Summer & Winter

A portrait of sweet sisters.

(I apologise for my mediocre photography. I haven't had time to take the painting to my photographer yet.)

36x48 Oil on Canvas

36x48 Oil on Canvas

Detail

Detail

My grandmother gave me this teapot and creamer when I was a child.

My grandmother gave me this teapot and creamer when I was a child.

She doesn't go anywhere without this "el-we-phant," plus it's a good idea to put a dark object in the foreground to give the painting depth. I love her grubby pink fingertips. Maybe she'd been digging for pet worms or just digging up all my grass for the fun of it.

She doesn't go anywhere without this "el-we-phant," plus it's a good idea to put a dark object in the foreground to give the painting depth. I love her grubby pink fingertips. Maybe she'd been digging for pet worms or just digging up all my grass for the fun of it.

A family friend gave the girls these demitasse cups. I had originally planned to have 3, implying that there was another guest, but it didn't work for the composition.

A family friend gave the girls these demitasse cups. I had originally planned to have 3, implying that there was another guest, but it didn't work for the composition.

Who wouldn't want their portrait painted in a dress made out of their neighbor's 1960's curtains and gold lame with giant pink bows.

Who wouldn't want their portrait painted in a dress made out of their neighbor's 1960's curtains and gold lame with giant pink bows.

Not to mention this peach satin "Glenda the Good Witch of the North" dress with silver sequin applique. 
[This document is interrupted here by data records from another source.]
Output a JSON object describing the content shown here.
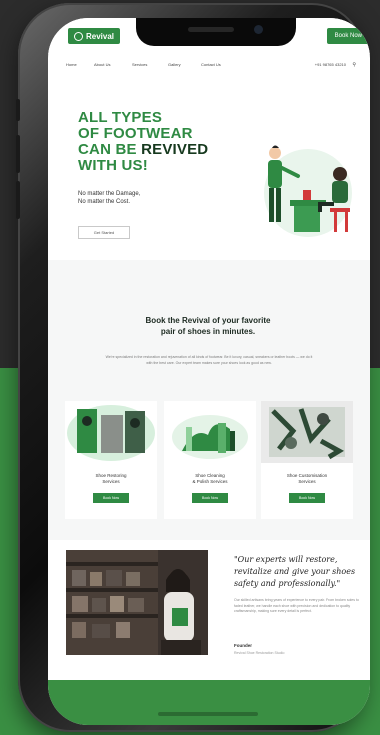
{
  "colors": {
    "brand_green": "#2f8a43",
    "dark_green": "#16391e",
    "background": "#2c2c2c",
    "accent_green_bg": "#3a8f43"
  },
  "topbar": {
    "logo_text": "Revival",
    "cta_label": "Book Now"
  },
  "nav": {
    "items": [
      "Home",
      "About Us",
      "Services",
      "Gallery",
      "Contact Us"
    ],
    "right_text": "+91 98765 43210",
    "search_icon": "search-icon"
  },
  "hero": {
    "title_line1": "ALL TYPES",
    "title_line2": "OF FOOTWEAR",
    "title_line3_prefix": "CAN BE ",
    "title_line3_strong": "REVIVED",
    "title_line4": "WITH US!",
    "sub_line1": "No matter the Damage,",
    "sub_line2": "No matter the Cost.",
    "button_label": "Get Started"
  },
  "band": {
    "title_line1": "Book the Revival of your favorite",
    "title_line2": "pair of shoes in minutes.",
    "description": "We're specialized in the restoration and rejuvenation of all kinds of footwear. Be it luxury, casual, sneakers or leather boots — we do it with the best care. Our expert team makes sure your shoes look as good as new."
  },
  "cards": [
    {
      "label_line1": "Shoe Restoring",
      "label_line2": "Services",
      "button": "Book Now"
    },
    {
      "label_line1": "Shoe Cleaning",
      "label_line2": "& Polish Services",
      "button": "Book Now"
    },
    {
      "label_line1": "Shoe Customisation",
      "label_line2": "Services",
      "button": "Book Now"
    }
  ],
  "testimonial": {
    "quote": "\"Our experts will restore, revitalize and give your shoes safety and professionally.\"",
    "description": "Our skilled artisans bring years of experience to every pair. From broken soles to faded leather, we handle each shoe with precision and dedication to quality craftsmanship, making sure every detail is perfect.",
    "name": "Founder",
    "role": "Revival Shoe Restoration Studio"
  }
}
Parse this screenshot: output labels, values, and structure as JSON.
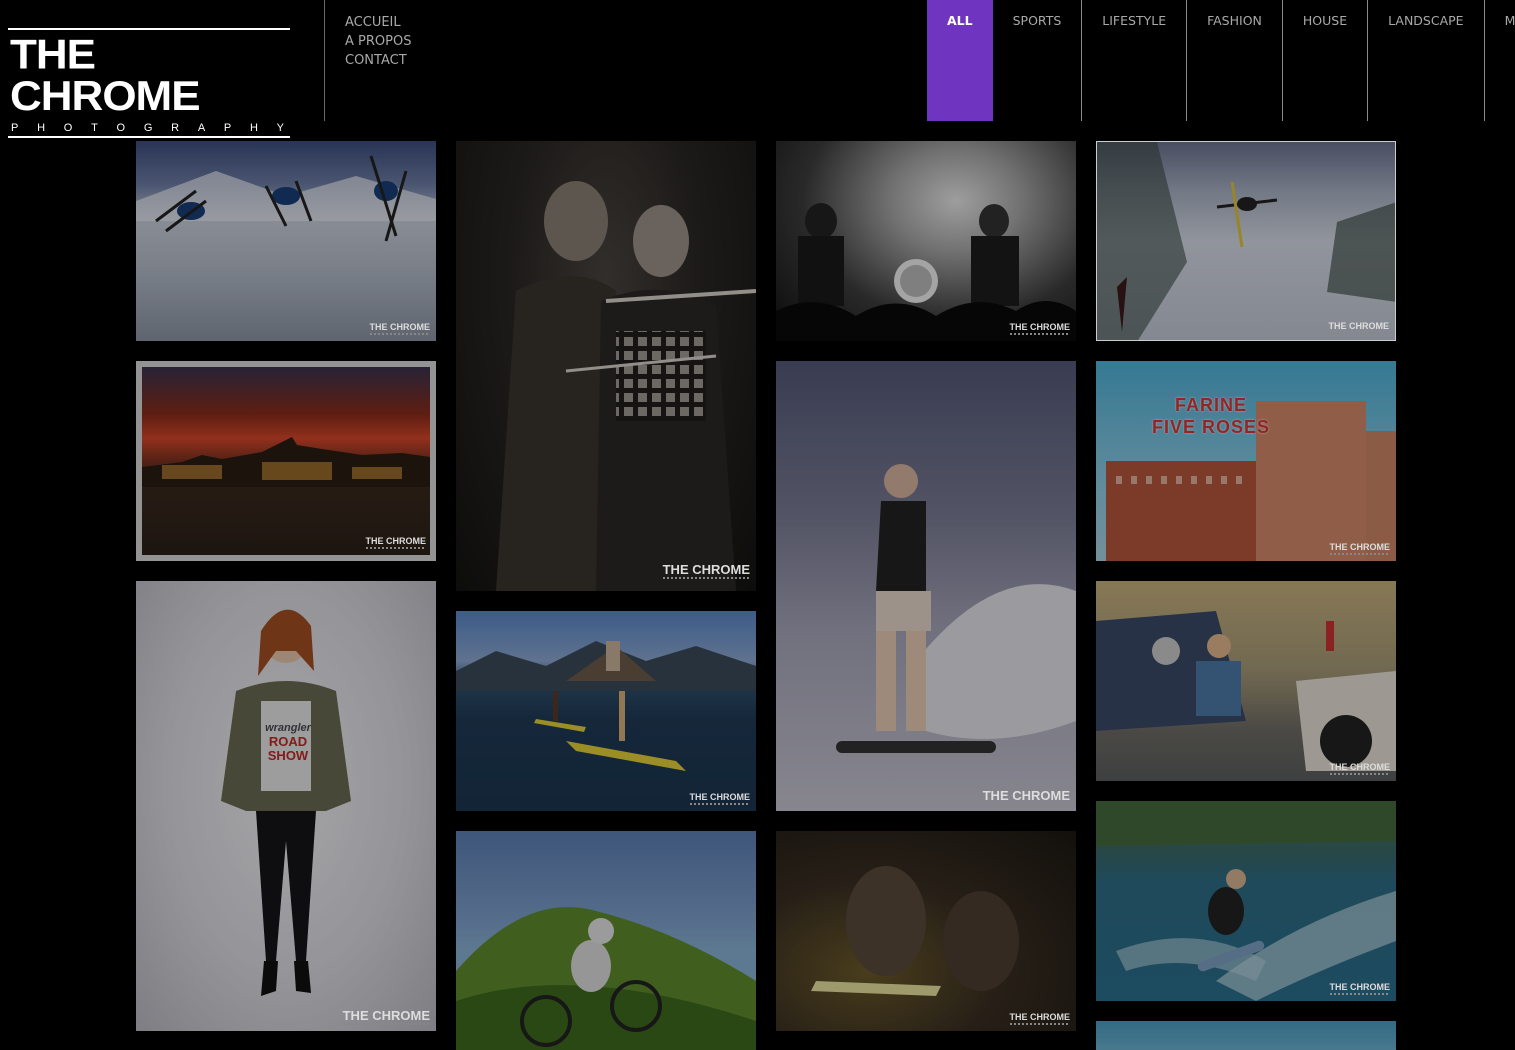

Not to mention this peach satin "Glenda the Good Witch of the North" dress with silver sequin applique. 

 DCF 1.0